The blog plays on the common fears and anxieties of ‘twenty-something’ adults to create stories about fairy tale heroes in the modern age in a similar manner to the universal fears found in traditional tales.
In this post,the author places Cinderella in the modern age, even saying that she has a Facebook. The author relates Cinderella to the reader by saying “sometimes she just had to write a Facebook status about how shitty her day was.” This turns Cinderella into a twenty-something everyman—a figure instantly relatable to an audience member. This also makes the audience member relatable to Cinderella, fairy godmother, prince(ss), castle and all. This idea of “I am just like a character in a fairy tale” is prevalent throughout the entire blog, but the blog expresses that by showing fairy tale characters attempting to deal with their problems without the aid of any magical assistance. The idea that even fairy tale characters have the same or similar problems that we ourselves have seems to make our struggles less personal and more universal.
In this post, the iPhone feature “Siri” becomes a fairy godmother of sorts and gives Beauty advice on how to introduce Beast to her family. In this blog, technology replaces magical assistance as the third party which helps the protagonist accomplish dreams, or at least feel better. The replacement of the magical figure with everyday technology shows that in the same way that the fairy tale figures have the same problems what we do, they also have the same resources for dealing with those problems, and reinforces the concept that they are relatable to the audience member, and makes the struggles less personal and more universal.

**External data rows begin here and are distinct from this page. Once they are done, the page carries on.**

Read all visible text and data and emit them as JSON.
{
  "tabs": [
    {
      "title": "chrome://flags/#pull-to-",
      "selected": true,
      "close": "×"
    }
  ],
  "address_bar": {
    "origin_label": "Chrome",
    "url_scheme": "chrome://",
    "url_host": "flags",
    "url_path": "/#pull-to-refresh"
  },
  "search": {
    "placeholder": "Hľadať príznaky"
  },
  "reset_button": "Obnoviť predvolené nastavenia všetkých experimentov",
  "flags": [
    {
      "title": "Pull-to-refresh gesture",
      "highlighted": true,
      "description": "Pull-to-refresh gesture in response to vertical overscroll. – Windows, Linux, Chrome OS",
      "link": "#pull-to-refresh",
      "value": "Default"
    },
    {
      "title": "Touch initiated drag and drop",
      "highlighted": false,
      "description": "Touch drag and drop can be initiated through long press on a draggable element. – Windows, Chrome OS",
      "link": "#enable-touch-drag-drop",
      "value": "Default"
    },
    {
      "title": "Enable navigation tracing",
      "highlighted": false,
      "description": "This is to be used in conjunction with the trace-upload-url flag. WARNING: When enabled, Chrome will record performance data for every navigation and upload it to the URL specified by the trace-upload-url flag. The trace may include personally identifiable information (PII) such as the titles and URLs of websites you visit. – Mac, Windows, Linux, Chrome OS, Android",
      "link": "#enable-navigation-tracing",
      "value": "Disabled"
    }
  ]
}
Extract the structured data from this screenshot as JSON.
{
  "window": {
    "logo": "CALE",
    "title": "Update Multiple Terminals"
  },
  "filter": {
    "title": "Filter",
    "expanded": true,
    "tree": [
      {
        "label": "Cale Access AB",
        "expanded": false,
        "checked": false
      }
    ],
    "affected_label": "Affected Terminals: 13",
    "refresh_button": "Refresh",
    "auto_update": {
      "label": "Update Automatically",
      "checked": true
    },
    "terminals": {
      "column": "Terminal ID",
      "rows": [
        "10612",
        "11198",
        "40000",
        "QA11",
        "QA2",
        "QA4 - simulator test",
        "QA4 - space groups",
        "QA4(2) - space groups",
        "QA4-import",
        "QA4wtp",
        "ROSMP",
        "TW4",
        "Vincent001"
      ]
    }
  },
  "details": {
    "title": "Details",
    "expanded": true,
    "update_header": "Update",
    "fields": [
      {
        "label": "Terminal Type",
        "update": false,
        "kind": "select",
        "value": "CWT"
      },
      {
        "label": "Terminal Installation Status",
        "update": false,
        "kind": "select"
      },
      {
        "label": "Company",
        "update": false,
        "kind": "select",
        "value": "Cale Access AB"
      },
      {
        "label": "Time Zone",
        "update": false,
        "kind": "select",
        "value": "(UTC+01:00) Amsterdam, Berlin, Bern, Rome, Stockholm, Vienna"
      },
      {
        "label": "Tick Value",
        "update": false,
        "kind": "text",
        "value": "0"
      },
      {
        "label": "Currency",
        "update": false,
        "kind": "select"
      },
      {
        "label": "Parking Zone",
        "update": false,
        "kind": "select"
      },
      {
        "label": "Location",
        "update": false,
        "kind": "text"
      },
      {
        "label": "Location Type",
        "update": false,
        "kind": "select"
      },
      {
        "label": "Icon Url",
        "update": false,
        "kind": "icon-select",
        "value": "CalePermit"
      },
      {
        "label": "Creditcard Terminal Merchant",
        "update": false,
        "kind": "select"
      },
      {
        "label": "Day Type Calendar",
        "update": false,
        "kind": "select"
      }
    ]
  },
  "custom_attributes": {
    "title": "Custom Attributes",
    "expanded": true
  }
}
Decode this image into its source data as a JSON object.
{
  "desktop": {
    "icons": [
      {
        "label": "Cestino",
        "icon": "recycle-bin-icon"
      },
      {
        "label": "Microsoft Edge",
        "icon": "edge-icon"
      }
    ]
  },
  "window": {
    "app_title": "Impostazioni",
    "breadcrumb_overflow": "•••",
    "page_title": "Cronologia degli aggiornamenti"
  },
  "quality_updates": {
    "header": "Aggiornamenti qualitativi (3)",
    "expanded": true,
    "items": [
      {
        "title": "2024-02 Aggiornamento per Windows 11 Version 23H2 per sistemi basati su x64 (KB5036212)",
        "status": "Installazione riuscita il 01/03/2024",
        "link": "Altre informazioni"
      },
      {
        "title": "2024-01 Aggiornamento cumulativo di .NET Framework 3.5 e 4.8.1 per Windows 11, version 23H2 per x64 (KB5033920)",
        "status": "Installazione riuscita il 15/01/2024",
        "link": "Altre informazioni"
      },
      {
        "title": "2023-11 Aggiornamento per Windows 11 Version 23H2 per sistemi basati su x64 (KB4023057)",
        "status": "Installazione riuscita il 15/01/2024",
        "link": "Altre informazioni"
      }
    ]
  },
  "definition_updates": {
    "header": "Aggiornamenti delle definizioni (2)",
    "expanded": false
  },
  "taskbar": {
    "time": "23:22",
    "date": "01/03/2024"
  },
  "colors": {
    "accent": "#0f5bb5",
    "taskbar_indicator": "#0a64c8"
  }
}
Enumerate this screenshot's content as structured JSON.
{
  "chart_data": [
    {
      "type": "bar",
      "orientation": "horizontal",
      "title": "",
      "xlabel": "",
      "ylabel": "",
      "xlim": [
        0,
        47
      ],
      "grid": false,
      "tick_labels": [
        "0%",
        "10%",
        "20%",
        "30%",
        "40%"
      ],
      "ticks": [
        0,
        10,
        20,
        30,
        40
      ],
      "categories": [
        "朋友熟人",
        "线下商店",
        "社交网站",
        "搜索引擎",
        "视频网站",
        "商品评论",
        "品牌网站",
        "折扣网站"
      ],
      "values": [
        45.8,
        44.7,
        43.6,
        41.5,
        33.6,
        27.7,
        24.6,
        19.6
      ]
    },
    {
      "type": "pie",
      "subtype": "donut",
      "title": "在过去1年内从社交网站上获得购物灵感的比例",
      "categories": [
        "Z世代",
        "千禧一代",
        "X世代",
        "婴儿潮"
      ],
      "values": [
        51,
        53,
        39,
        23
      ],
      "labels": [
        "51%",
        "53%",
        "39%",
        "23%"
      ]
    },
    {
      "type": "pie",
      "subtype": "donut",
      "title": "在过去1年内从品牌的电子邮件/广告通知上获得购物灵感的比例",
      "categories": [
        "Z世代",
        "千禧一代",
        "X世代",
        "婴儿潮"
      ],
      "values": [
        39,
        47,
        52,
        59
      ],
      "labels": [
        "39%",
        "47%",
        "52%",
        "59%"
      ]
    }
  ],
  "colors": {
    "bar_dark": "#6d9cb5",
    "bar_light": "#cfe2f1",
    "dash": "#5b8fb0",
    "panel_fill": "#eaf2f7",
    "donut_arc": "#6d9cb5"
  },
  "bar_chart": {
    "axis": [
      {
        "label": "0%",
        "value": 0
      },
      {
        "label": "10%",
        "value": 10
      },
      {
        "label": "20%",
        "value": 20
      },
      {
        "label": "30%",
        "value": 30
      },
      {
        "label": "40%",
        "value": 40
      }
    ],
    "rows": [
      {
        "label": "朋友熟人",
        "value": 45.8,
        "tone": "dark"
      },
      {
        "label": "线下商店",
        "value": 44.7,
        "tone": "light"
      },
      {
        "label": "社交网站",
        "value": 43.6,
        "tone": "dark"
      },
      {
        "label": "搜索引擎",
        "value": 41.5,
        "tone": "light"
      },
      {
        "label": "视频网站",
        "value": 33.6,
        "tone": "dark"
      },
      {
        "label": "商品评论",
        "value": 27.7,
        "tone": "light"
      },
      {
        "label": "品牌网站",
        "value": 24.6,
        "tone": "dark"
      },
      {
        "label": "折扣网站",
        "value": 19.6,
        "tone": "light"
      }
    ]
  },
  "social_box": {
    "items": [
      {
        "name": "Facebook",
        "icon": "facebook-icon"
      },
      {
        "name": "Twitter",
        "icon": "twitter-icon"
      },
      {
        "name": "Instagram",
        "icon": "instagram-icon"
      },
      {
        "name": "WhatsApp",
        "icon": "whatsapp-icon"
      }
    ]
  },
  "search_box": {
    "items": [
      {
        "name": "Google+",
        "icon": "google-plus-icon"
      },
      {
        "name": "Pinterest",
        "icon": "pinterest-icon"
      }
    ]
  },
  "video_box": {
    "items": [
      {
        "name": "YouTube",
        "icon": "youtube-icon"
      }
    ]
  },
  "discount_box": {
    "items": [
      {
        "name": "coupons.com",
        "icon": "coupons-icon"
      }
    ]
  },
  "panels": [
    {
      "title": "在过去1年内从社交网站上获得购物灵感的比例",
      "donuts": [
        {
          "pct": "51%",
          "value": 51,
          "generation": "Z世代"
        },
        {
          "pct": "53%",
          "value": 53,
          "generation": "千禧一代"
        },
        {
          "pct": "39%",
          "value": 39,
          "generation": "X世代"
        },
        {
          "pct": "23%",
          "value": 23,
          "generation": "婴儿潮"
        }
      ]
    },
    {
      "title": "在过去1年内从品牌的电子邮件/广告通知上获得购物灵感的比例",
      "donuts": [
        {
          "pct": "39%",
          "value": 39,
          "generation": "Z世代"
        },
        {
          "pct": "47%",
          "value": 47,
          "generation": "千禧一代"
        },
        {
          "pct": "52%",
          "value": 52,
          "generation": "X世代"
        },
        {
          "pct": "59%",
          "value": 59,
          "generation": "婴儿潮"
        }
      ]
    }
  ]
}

In the same way that the tales themselves have been modernized, the medium through which they are being conveyed has been modernized as well. Throughout history, fairy tales were passed down through the oral tradition. In the modern day, however, the closest thing that we have to the oral tradition is blogging—with the advent of the internet, people began writing and telling stories, and most of these people wrote the same way that they spoke. The oral tradition, then, lives on via the internet, even if the light of the campfire has been replaced by the light of the computer monitor.